## AIM OF THE TASK
Take every line containing "true" from the material and copy it.
====== THE RECORDS
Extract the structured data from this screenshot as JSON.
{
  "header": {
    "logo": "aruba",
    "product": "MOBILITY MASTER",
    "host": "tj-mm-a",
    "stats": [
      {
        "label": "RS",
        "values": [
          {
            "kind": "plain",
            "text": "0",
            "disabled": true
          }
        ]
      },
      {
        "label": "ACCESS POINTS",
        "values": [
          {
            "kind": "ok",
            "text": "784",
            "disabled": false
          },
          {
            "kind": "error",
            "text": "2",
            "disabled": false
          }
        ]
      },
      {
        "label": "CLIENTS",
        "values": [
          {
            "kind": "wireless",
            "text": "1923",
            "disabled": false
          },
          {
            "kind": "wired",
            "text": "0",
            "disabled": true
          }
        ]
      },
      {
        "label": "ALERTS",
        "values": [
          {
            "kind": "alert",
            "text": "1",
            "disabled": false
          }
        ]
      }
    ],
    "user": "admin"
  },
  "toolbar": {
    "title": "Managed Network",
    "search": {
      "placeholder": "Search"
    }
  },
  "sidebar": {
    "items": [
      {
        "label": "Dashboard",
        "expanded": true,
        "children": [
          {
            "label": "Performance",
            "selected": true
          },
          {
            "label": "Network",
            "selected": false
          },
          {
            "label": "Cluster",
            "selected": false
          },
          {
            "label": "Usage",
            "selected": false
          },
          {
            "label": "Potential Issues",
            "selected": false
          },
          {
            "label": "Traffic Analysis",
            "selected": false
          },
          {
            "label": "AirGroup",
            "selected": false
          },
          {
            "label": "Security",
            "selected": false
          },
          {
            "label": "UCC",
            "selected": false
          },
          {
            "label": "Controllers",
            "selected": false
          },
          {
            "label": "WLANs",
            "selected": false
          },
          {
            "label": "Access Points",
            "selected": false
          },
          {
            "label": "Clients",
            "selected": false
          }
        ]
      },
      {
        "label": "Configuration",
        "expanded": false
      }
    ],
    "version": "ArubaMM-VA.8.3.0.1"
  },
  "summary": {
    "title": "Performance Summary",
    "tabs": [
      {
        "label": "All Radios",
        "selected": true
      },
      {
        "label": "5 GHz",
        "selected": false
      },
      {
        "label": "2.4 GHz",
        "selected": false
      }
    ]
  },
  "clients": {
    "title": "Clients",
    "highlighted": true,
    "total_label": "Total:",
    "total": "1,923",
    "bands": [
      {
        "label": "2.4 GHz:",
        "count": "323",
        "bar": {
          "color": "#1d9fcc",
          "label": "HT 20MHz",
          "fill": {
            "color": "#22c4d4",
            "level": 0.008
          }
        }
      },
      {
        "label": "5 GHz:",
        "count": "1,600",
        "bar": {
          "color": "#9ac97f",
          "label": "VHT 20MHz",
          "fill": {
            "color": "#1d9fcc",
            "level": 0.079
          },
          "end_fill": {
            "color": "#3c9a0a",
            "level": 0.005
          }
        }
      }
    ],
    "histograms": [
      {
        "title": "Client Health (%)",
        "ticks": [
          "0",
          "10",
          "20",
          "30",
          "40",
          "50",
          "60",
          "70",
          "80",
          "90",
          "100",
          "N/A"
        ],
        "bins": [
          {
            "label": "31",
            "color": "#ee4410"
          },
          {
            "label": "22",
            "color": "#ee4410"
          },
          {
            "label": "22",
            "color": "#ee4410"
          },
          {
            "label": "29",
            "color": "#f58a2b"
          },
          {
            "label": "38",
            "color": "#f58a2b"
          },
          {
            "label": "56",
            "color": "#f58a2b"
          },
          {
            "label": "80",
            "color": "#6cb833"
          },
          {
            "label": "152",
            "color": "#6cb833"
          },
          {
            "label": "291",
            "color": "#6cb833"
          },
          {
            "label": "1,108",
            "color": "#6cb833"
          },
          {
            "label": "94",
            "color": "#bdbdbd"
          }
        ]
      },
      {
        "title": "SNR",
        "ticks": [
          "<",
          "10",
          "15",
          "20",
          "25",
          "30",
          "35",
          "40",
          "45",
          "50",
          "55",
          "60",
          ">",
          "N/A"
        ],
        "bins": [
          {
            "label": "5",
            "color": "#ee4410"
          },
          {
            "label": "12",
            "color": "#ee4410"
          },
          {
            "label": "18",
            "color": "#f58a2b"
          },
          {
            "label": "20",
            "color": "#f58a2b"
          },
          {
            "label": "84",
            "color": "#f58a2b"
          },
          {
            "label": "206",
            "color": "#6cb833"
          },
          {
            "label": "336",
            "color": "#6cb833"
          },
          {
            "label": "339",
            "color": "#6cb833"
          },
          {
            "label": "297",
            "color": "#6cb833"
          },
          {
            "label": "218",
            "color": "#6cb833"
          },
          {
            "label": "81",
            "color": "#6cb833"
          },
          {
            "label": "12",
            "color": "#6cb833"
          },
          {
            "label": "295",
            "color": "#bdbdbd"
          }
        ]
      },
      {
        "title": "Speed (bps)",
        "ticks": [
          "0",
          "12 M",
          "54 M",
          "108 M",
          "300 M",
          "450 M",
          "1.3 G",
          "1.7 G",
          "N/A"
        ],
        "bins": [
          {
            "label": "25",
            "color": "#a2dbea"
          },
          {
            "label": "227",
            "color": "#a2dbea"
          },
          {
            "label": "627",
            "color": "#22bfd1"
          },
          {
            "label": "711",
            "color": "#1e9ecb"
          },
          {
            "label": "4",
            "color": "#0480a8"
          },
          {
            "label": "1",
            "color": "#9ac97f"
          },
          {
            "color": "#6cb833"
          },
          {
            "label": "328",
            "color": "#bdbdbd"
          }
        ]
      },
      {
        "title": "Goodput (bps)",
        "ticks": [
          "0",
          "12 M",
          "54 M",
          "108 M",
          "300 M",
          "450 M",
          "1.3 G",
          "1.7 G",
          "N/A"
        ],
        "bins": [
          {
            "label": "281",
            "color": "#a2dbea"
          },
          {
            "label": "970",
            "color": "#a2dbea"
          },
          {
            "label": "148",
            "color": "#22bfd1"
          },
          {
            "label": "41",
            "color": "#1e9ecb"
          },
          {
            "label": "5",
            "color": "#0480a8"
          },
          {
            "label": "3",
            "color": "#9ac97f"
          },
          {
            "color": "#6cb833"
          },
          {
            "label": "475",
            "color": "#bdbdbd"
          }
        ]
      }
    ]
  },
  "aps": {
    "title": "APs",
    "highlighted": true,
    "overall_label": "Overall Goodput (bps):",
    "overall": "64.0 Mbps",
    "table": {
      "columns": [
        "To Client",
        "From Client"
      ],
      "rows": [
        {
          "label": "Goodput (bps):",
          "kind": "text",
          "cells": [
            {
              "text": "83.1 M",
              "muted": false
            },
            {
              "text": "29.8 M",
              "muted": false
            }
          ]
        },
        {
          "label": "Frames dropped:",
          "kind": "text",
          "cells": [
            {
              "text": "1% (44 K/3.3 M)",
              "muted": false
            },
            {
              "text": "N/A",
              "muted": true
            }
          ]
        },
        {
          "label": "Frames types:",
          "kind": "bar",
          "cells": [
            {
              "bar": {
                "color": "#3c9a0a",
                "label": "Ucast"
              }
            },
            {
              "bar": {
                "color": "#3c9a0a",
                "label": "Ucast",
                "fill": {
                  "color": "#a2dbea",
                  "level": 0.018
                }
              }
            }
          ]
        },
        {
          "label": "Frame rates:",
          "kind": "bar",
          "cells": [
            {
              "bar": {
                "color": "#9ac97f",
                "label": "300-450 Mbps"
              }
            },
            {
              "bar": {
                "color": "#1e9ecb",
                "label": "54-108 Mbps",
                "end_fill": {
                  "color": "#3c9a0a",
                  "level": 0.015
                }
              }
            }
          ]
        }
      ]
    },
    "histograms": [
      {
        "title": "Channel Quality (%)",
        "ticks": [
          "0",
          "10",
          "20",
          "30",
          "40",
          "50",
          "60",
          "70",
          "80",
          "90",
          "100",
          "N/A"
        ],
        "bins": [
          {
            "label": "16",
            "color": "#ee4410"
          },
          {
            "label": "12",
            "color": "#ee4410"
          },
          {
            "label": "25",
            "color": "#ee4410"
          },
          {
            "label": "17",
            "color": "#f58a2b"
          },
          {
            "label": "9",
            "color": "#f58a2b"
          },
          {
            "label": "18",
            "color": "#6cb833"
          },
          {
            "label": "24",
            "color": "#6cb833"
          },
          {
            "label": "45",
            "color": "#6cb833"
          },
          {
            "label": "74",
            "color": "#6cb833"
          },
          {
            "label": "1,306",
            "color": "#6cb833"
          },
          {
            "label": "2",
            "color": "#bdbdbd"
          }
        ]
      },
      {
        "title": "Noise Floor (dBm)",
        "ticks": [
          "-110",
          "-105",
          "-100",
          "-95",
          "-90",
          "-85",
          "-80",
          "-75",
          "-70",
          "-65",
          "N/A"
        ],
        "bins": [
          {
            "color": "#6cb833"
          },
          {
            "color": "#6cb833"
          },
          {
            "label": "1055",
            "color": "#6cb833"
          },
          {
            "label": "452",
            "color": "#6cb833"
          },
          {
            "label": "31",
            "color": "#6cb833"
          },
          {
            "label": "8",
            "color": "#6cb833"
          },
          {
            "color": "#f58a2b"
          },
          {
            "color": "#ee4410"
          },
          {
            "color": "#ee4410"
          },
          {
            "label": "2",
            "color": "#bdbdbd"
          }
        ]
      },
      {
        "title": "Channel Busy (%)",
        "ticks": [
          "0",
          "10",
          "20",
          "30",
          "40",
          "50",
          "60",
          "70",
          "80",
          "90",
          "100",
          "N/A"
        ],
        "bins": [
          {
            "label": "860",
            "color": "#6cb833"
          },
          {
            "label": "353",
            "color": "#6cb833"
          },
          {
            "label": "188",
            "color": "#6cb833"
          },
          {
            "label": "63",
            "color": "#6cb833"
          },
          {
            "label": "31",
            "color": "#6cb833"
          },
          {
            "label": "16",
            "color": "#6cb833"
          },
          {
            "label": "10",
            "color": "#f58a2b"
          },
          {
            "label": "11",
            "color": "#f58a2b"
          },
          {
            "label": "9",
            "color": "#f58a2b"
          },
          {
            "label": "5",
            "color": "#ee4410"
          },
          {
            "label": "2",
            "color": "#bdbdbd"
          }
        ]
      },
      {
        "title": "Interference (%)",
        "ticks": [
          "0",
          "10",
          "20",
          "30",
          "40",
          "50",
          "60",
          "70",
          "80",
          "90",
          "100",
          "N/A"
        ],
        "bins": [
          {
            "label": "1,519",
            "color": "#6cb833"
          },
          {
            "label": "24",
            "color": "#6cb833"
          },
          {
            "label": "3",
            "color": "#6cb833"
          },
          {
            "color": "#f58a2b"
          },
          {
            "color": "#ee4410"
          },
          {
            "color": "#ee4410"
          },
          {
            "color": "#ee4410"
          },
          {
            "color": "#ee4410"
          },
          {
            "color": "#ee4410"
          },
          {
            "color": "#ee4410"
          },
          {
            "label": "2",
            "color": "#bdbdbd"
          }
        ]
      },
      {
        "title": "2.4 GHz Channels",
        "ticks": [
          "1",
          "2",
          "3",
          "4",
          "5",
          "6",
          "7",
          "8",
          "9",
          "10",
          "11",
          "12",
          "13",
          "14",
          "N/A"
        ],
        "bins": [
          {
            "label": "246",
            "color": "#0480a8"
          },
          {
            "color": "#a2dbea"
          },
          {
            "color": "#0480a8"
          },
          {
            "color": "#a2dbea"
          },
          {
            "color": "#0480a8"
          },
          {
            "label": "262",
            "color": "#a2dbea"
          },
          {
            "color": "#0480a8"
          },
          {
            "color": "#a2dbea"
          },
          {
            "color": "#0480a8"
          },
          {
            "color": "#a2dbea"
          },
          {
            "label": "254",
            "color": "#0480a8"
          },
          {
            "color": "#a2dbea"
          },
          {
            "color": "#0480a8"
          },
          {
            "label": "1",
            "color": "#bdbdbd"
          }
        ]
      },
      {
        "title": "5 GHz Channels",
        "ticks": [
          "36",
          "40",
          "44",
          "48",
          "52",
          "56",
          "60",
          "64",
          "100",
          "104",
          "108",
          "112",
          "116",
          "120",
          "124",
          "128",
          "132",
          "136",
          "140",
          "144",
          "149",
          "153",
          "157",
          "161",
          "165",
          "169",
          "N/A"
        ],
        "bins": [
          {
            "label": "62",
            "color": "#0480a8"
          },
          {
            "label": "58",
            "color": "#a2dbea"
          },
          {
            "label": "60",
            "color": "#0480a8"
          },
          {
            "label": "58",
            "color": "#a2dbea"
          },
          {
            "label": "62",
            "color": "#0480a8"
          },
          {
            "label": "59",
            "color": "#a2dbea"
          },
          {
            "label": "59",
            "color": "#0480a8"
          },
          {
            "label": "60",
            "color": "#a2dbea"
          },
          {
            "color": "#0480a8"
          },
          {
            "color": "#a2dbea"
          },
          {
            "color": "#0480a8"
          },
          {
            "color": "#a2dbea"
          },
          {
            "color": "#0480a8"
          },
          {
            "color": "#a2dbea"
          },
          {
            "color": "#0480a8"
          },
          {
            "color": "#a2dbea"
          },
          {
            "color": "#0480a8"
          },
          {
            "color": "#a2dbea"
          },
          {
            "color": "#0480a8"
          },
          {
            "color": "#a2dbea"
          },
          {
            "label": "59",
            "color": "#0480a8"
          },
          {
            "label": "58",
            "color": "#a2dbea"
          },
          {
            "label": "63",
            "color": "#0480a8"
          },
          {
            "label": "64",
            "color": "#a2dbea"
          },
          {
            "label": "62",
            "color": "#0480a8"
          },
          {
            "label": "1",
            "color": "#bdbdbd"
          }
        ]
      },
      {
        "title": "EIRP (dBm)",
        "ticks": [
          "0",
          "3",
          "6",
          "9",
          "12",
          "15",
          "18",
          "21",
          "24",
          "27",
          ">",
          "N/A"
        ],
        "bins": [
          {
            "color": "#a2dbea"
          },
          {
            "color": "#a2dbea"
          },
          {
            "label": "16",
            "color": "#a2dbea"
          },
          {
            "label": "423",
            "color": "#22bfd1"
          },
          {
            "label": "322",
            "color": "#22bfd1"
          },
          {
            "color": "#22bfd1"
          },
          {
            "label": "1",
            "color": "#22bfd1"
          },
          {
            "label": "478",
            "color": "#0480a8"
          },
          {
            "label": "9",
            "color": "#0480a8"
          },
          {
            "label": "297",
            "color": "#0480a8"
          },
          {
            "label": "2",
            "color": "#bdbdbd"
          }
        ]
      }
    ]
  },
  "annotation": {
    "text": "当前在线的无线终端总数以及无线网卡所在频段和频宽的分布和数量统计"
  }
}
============
## SOLVED PROBLEM
            "disabled": true
            "disabled": true
        "expanded": true,
            "selected": true
        "selected": true
    "highlighted": true,
    "highlighted": true,
              "muted": true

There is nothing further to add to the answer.